(Component data from apps and pages)

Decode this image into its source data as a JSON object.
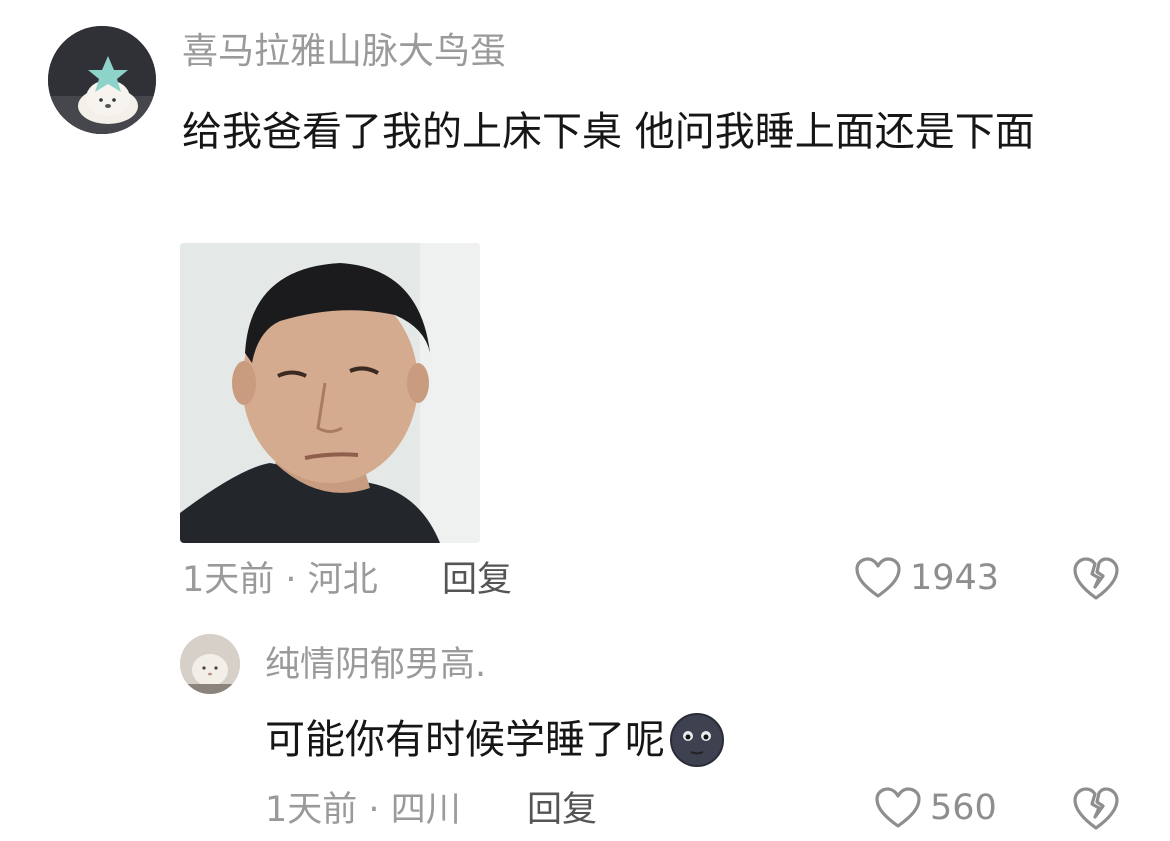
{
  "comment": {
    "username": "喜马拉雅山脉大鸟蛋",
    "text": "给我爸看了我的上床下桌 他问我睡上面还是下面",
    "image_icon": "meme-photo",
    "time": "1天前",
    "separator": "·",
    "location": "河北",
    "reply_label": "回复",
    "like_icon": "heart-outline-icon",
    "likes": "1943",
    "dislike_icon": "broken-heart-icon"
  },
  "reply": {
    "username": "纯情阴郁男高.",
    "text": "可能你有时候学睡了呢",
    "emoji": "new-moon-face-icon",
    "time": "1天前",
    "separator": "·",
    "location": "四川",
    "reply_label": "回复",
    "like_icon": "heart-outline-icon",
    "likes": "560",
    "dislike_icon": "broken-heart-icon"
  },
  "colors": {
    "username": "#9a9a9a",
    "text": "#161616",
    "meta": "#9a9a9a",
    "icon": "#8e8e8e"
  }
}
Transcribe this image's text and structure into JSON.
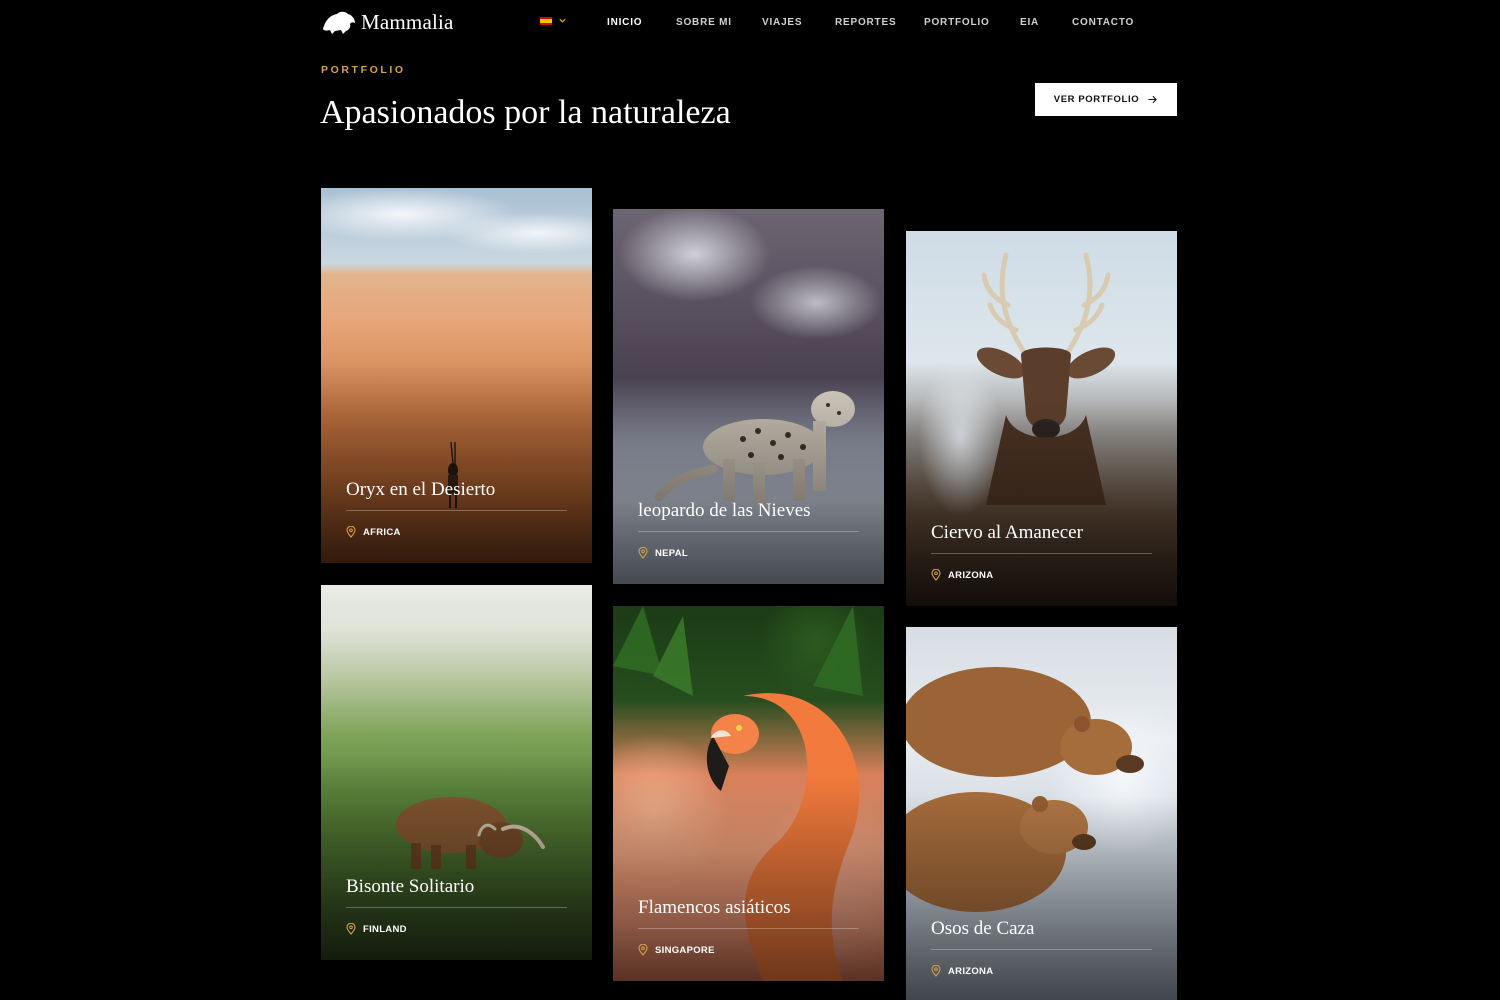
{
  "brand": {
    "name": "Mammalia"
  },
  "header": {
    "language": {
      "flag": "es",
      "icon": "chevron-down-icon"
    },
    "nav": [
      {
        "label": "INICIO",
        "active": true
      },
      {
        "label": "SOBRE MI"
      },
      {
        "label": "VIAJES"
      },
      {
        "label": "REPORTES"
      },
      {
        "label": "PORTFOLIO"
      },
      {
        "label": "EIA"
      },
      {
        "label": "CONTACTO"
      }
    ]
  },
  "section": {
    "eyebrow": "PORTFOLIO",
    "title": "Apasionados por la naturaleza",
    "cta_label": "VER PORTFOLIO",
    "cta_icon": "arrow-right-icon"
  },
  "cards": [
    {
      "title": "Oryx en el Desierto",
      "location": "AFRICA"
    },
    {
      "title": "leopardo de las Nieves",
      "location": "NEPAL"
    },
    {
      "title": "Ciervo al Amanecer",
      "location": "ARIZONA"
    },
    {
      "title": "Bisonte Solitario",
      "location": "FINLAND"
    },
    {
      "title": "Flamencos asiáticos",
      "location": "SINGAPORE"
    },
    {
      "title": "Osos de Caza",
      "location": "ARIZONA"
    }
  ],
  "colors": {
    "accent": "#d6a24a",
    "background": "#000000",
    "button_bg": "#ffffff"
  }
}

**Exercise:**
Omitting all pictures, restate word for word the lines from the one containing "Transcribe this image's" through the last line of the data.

**Output:**
Transcribe this image's text and structure into JSON.
{
  "brand": {
    "name": "Mammalia"
  },
  "header": {
    "language": {
      "flag": "es",
      "icon": "chevron-down-icon"
    },
    "nav": [
      {
        "label": "INICIO",
        "active": true
      },
      {
        "label": "SOBRE MI"
      },
      {
        "label": "VIAJES"
      },
      {
        "label": "REPORTES"
      },
      {
        "label": "PORTFOLIO"
      },
      {
        "label": "EIA"
      },
      {
        "label": "CONTACTO"
      }
    ]
  },
  "section": {
    "eyebrow": "PORTFOLIO",
    "title": "Apasionados por la naturaleza",
    "cta_label": "VER PORTFOLIO",
    "cta_icon": "arrow-right-icon"
  },
  "cards": [
    {
      "title": "Oryx en el Desierto",
      "location": "AFRICA"
    },
    {
      "title": "leopardo de las Nieves",
      "location": "NEPAL"
    },
    {
      "title": "Ciervo al Amanecer",
      "location": "ARIZONA"
    },
    {
      "title": "Bisonte Solitario",
      "location": "FINLAND"
    },
    {
      "title": "Flamencos asiáticos",
      "location": "SINGAPORE"
    },
    {
      "title": "Osos de Caza",
      "location": "ARIZONA"
    }
  ],
  "colors": {
    "accent": "#d6a24a",
    "background": "#000000",
    "button_bg": "#ffffff"
  }
}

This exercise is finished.